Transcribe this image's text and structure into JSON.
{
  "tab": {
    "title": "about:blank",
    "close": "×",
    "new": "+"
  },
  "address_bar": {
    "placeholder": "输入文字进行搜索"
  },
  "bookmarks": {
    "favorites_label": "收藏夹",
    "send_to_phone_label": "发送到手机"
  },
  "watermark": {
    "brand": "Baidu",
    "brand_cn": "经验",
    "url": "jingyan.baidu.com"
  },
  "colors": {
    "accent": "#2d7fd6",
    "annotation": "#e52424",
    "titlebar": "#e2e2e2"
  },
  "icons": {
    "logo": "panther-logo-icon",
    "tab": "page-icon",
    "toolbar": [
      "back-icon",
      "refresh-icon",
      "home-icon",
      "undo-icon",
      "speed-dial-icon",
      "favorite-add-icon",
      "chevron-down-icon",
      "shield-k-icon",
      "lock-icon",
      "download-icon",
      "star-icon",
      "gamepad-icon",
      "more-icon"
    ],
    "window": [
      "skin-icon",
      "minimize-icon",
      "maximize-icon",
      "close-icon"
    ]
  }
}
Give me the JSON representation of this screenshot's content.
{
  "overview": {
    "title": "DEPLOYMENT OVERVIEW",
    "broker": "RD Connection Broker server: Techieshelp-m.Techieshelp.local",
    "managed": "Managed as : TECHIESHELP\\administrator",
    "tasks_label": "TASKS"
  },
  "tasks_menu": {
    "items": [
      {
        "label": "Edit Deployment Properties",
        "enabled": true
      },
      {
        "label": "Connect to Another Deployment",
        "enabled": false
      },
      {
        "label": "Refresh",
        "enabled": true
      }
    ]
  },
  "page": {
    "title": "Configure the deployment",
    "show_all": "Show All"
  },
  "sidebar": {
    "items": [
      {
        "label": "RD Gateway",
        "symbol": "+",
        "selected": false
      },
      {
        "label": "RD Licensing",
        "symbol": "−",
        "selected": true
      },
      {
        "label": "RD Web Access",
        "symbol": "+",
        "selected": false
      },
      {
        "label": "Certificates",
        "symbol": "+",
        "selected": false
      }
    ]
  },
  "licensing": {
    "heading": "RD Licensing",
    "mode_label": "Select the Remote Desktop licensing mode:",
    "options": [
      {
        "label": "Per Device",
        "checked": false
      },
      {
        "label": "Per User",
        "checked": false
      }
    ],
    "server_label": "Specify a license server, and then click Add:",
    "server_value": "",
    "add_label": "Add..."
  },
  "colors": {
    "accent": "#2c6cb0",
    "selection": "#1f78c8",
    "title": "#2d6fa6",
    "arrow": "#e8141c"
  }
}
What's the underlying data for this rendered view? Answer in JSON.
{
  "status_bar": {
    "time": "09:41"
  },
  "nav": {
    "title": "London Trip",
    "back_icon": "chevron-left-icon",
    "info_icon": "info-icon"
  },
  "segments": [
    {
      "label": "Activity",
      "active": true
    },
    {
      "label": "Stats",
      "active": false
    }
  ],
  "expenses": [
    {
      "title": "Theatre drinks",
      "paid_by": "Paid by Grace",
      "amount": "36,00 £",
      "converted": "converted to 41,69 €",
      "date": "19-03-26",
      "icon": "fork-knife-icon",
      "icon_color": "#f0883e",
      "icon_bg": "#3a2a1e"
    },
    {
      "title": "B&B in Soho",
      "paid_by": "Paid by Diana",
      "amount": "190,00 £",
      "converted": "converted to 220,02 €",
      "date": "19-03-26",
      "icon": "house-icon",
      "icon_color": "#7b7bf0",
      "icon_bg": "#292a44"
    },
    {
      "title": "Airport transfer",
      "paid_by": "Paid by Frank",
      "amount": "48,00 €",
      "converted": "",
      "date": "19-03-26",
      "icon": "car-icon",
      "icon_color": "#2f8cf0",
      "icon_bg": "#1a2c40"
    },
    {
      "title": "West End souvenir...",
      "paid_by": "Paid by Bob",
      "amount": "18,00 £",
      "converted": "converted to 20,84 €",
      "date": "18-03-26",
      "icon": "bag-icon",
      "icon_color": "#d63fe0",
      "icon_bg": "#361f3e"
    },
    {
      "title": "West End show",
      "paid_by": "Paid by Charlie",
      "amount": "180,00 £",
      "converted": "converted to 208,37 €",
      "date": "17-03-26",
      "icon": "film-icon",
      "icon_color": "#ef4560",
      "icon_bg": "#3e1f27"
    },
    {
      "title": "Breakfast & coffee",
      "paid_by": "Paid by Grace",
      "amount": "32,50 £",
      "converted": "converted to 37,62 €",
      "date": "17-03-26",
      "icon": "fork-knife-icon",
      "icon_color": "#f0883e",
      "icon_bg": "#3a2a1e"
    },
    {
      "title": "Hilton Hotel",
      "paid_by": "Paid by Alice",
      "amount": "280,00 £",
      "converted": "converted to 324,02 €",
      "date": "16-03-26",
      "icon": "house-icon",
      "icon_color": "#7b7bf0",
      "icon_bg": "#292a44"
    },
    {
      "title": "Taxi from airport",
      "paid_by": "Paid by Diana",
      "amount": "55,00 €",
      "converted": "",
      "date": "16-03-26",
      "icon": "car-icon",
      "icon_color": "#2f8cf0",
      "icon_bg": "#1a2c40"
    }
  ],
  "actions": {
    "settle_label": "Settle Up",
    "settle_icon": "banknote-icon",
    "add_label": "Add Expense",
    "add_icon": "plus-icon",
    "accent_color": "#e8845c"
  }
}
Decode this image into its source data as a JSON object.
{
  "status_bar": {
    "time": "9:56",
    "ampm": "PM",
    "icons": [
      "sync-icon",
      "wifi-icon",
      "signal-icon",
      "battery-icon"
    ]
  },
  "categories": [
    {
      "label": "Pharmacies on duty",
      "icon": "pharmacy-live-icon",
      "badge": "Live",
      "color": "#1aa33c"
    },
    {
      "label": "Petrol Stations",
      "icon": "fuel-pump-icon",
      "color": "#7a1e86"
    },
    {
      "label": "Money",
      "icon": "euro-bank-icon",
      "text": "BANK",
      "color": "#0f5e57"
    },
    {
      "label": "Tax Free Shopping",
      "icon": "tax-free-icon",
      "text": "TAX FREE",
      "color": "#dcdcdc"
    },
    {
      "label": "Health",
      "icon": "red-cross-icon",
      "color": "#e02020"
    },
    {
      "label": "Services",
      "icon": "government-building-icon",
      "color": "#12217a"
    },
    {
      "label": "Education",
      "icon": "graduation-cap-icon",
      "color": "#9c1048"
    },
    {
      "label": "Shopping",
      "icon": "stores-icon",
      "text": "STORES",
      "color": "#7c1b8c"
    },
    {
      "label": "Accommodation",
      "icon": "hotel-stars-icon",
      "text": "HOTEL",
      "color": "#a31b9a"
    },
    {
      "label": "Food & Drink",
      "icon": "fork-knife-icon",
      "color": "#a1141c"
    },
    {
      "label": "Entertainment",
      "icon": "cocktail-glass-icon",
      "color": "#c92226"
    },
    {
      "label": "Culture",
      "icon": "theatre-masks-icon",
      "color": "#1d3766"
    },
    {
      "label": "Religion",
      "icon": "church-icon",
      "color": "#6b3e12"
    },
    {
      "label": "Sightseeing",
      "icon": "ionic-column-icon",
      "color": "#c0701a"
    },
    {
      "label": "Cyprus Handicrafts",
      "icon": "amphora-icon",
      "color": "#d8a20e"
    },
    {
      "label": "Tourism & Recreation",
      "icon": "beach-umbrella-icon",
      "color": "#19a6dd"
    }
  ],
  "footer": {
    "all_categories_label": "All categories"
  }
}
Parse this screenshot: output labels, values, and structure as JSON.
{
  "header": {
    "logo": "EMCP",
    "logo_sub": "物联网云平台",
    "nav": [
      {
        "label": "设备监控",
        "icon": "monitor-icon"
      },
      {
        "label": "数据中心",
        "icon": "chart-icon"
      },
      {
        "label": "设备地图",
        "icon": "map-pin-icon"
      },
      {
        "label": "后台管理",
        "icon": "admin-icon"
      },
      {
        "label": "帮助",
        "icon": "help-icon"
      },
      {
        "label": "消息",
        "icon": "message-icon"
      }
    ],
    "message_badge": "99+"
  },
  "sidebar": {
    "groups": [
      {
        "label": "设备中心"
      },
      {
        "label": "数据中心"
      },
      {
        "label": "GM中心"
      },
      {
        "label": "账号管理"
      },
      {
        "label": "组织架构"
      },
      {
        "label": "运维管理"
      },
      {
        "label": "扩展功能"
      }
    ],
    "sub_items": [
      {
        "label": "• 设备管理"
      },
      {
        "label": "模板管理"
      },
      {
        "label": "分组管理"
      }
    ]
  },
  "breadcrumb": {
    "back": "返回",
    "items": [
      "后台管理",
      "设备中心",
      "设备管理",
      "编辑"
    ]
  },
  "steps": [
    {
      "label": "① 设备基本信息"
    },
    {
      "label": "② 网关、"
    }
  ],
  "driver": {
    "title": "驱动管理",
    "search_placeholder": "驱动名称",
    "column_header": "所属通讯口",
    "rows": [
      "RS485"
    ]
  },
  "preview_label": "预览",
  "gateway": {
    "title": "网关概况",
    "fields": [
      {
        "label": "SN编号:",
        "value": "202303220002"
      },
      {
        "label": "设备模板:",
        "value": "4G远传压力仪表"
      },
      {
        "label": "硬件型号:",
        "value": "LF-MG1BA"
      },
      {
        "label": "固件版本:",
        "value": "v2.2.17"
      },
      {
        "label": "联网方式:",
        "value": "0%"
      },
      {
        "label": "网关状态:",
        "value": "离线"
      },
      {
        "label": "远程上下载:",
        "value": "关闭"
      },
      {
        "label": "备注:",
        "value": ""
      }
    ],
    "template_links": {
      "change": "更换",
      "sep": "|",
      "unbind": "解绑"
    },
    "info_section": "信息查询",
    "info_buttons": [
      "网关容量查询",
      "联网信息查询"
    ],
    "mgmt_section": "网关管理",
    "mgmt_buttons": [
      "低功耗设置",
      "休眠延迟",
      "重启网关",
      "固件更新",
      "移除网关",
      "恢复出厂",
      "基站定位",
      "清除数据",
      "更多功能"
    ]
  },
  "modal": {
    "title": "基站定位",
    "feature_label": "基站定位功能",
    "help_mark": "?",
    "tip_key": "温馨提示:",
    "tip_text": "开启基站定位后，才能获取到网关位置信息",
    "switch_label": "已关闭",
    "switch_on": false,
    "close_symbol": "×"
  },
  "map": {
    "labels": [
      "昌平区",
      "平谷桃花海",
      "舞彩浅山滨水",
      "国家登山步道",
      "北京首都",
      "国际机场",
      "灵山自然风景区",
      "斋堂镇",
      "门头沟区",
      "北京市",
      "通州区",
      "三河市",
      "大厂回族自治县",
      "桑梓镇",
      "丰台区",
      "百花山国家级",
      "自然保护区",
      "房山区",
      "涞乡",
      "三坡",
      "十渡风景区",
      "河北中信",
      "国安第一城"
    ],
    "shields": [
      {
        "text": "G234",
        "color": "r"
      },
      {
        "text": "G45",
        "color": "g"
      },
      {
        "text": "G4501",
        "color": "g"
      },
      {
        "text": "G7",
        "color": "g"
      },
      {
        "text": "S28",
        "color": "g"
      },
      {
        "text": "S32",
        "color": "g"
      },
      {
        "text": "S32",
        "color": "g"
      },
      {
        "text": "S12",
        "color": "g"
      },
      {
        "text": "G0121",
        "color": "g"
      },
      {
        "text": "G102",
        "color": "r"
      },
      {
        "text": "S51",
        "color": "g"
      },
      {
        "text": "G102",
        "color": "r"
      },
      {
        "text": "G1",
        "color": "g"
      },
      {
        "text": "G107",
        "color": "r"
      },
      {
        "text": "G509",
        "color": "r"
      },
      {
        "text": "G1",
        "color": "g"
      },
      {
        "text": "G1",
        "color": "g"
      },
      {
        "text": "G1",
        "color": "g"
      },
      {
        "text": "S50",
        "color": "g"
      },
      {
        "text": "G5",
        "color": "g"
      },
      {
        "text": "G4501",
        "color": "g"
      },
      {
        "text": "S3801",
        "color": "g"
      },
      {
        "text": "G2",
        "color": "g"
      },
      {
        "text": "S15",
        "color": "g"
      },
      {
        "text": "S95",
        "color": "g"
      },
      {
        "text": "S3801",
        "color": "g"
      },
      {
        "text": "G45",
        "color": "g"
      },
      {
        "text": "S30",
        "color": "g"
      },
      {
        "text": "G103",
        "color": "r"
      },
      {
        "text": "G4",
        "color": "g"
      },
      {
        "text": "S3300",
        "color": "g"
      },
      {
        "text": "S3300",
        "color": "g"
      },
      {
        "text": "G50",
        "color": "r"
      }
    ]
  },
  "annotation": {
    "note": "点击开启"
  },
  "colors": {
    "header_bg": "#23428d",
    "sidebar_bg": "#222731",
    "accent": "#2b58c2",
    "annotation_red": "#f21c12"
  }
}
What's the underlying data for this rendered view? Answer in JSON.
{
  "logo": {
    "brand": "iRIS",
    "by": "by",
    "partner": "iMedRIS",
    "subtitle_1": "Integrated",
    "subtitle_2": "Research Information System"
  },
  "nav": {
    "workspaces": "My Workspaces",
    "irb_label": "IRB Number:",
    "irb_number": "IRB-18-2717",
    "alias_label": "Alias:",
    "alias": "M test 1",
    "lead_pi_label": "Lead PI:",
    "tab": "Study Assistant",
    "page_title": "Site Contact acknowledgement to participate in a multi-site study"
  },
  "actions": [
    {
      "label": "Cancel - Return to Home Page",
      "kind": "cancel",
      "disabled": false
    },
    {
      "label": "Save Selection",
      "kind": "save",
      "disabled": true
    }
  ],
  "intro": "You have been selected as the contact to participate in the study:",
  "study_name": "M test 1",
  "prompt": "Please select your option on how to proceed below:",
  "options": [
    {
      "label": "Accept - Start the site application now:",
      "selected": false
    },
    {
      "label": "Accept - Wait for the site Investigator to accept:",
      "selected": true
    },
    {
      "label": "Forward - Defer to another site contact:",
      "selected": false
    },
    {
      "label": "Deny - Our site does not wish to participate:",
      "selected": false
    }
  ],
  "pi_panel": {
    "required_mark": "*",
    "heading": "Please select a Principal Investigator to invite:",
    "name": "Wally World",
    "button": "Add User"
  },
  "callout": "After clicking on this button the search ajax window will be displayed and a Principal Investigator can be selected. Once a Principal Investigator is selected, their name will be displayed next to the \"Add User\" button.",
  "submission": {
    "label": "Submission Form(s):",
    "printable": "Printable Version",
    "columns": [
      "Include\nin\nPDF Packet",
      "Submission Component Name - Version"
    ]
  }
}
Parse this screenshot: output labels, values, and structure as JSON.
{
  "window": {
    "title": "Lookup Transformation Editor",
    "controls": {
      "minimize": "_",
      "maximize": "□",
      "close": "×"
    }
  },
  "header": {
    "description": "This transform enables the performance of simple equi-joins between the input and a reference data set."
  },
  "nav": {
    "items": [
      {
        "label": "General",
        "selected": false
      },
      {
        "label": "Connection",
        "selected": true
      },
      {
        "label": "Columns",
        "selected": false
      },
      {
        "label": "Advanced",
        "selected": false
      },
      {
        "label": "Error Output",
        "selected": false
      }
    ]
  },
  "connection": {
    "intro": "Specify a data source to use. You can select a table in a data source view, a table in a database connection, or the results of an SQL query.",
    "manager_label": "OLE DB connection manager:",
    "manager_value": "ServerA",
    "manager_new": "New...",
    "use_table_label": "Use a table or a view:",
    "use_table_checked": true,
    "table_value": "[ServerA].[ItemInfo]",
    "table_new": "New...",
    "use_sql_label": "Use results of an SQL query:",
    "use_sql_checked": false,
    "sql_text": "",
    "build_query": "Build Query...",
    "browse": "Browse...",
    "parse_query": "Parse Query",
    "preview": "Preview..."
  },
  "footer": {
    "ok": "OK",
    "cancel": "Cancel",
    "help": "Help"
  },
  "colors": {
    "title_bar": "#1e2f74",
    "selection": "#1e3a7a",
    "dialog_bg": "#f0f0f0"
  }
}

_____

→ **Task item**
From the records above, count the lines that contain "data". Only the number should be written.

→ **Response to this task**
5